WHAT THE TASK REQUIRES: An identical copy of the data below is needed.

SUPPLIED ENTRIES:
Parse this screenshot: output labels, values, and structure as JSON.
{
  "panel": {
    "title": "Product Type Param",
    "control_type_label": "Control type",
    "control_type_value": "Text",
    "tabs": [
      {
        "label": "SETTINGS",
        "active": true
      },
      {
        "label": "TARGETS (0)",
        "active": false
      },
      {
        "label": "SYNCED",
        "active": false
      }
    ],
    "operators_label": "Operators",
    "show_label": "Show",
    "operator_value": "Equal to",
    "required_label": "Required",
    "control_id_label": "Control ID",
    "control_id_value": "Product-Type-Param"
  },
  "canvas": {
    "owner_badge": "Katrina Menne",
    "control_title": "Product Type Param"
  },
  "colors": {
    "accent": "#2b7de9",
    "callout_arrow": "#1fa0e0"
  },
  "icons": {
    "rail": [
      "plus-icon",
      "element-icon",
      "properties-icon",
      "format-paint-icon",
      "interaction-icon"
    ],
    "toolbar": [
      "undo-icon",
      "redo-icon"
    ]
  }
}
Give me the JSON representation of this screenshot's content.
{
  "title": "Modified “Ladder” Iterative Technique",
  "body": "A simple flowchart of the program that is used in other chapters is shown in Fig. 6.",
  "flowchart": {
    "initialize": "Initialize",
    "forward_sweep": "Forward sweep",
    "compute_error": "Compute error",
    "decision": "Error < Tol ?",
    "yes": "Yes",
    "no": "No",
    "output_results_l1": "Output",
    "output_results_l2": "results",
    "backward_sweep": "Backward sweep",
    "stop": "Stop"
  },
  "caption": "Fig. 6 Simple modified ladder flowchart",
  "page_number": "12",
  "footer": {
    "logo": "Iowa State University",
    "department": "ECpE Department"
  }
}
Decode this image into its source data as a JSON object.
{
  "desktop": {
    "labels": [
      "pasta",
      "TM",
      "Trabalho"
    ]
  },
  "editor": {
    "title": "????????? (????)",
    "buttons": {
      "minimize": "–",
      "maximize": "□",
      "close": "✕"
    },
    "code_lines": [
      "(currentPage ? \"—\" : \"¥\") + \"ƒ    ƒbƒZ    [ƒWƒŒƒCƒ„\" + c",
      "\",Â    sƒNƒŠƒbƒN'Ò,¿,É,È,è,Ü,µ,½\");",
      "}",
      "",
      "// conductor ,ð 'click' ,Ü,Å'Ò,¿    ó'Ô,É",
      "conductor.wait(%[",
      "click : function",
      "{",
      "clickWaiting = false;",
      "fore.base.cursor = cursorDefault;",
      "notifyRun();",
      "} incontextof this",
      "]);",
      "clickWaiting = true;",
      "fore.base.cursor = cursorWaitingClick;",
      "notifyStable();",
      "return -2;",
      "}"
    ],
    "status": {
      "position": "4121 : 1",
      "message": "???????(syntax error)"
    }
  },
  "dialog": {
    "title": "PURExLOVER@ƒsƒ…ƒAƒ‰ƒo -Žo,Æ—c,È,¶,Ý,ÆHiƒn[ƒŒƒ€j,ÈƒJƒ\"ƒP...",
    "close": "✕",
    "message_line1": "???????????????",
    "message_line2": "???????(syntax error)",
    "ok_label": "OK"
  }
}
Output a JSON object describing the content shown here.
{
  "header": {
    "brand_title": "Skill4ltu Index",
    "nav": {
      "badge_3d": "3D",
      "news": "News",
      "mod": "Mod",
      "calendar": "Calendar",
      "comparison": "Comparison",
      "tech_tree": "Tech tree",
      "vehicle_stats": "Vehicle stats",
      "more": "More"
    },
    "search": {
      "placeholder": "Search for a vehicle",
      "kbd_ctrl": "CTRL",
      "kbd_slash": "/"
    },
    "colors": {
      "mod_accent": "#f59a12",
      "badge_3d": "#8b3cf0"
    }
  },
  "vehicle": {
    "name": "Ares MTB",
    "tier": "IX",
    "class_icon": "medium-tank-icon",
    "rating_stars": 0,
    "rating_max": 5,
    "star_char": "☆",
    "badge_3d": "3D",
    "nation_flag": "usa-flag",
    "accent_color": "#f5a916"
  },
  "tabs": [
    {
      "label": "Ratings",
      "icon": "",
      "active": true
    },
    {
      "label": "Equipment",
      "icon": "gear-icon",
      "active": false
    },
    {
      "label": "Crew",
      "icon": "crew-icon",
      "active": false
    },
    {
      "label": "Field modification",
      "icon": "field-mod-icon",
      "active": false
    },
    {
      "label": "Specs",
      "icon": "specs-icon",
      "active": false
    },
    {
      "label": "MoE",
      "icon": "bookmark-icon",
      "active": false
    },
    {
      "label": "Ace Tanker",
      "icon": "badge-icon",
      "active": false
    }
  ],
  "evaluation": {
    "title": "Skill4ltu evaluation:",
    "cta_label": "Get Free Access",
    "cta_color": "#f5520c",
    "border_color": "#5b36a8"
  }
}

TASK ANSWER:
Parse this screenshot: output labels, values, and structure as JSON.
{
  "panel": {
    "title": "Product Type Param",
    "control_type_label": "Control type",
    "control_type_value": "Text",
    "tabs": [
      {
        "label": "SETTINGS",
        "active": true
      },
      {
        "label": "TARGETS (0)",
        "active": false
      },
      {
        "label": "SYNCED",
        "active": false
      }
    ],
    "operators_label": "Operators",
    "show_label": "Show",
    "operator_value": "Equal to",
    "required_label": "Required",
    "control_id_label": "Control ID",
    "control_id_value": "Product-Type-Param"
  },
  "canvas": {
    "owner_badge": "Katrina Menne",
    "control_title": "Product Type Param"
  },
  "colors": {
    "accent": "#2b7de9",
    "callout_arrow": "#1fa0e0"
  },
  "icons": {
    "rail": [
      "plus-icon",
      "element-icon",
      "properties-icon",
      "format-paint-icon",
      "interaction-icon"
    ],
    "toolbar": [
      "undo-icon",
      "redo-icon"
    ]
  }
}
Give me the JSON representation of this screenshot's content.
{
  "title": "Modified “Ladder” Iterative Technique",
  "body": "A simple flowchart of the program that is used in other chapters is shown in Fig. 6.",
  "flowchart": {
    "initialize": "Initialize",
    "forward_sweep": "Forward sweep",
    "compute_error": "Compute error",
    "decision": "Error < Tol ?",
    "yes": "Yes",
    "no": "No",
    "output_results_l1": "Output",
    "output_results_l2": "results",
    "backward_sweep": "Backward sweep",
    "stop": "Stop"
  },
  "caption": "Fig. 6 Simple modified ladder flowchart",
  "page_number": "12",
  "footer": {
    "logo": "Iowa State University",
    "department": "ECpE Department"
  }
}
Decode this image into its source data as a JSON object.
{
  "desktop": {
    "labels": [
      "pasta",
      "TM",
      "Trabalho"
    ]
  },
  "editor": {
    "title": "????????? (????)",
    "buttons": {
      "minimize": "–",
      "maximize": "□",
      "close": "✕"
    },
    "code_lines": [
      "(currentPage ? \"—\" : \"¥\") + \"ƒ    ƒbƒZ    [ƒWƒŒƒCƒ„\" + c",
      "\",Â    sƒNƒŠƒbƒN'Ò,¿,É,È,è,Ü,µ,½\");",
      "}",
      "",
      "// conductor ,ð 'click' ,Ü,Å'Ò,¿    ó'Ô,É",
      "conductor.wait(%[",
      "click : function",
      "{",
      "clickWaiting = false;",
      "fore.base.cursor = cursorDefault;",
      "notifyRun();",
      "} incontextof this",
      "]);",
      "clickWaiting = true;",
      "fore.base.cursor = cursorWaitingClick;",
      "notifyStable();",
      "return -2;",
      "}"
    ],
    "status": {
      "position": "4121 : 1",
      "message": "???????(syntax error)"
    }
  },
  "dialog": {
    "title": "PURExLOVER@ƒsƒ…ƒAƒ‰ƒo -Žo,Æ—c,È,¶,Ý,ÆHiƒn[ƒŒƒ€j,ÈƒJƒ\"ƒP...",
    "close": "✕",
    "message_line1": "???????????????",
    "message_line2": "???????(syntax error)",
    "ok_label": "OK"
  }
}
Output a JSON object describing the content shown here.
{
  "header": {
    "brand_title": "Skill4ltu Index",
    "nav": {
      "badge_3d": "3D",
      "news": "News",
      "mod": "Mod",
      "calendar": "Calendar",
      "comparison": "Comparison",
      "tech_tree": "Tech tree",
      "vehicle_stats": "Vehicle stats",
      "more": "More"
    },
    "search": {
      "placeholder": "Search for a vehicle",
      "kbd_ctrl": "CTRL",
      "kbd_slash": "/"
    },
    "colors": {
      "mod_accent": "#f59a12",
      "badge_3d": "#8b3cf0"
    }
  },
  "vehicle": {
    "name": "Ares MTB",
    "tier": "IX",
    "class_icon": "medium-tank-icon",
    "rating_stars": 0,
    "rating_max": 5,
    "star_char": "☆",
    "badge_3d": "3D",
    "nation_flag": "usa-flag",
    "accent_color": "#f5a916"
  },
  "tabs": [
    {
      "label": "Ratings",
      "icon": "",
      "active": true
    },
    {
      "label": "Equipment",
      "icon": "gear-icon",
      "active": false
    },
    {
      "label": "Crew",
      "icon": "crew-icon",
      "active": false
    },
    {
      "label": "Field modification",
      "icon": "field-mod-icon",
      "active": false
    },
    {
      "label": "Specs",
      "icon": "specs-icon",
      "active": false
    },
    {
      "label": "MoE",
      "icon": "bookmark-icon",
      "active": false
    },
    {
      "label": "Ace Tanker",
      "icon": "badge-icon",
      "active": false
    }
  ],
  "evaluation": {
    "title": "Skill4ltu evaluation:",
    "cta_label": "Get Free Access",
    "cta_color": "#f5520c",
    "border_color": "#5b36a8"
  }
}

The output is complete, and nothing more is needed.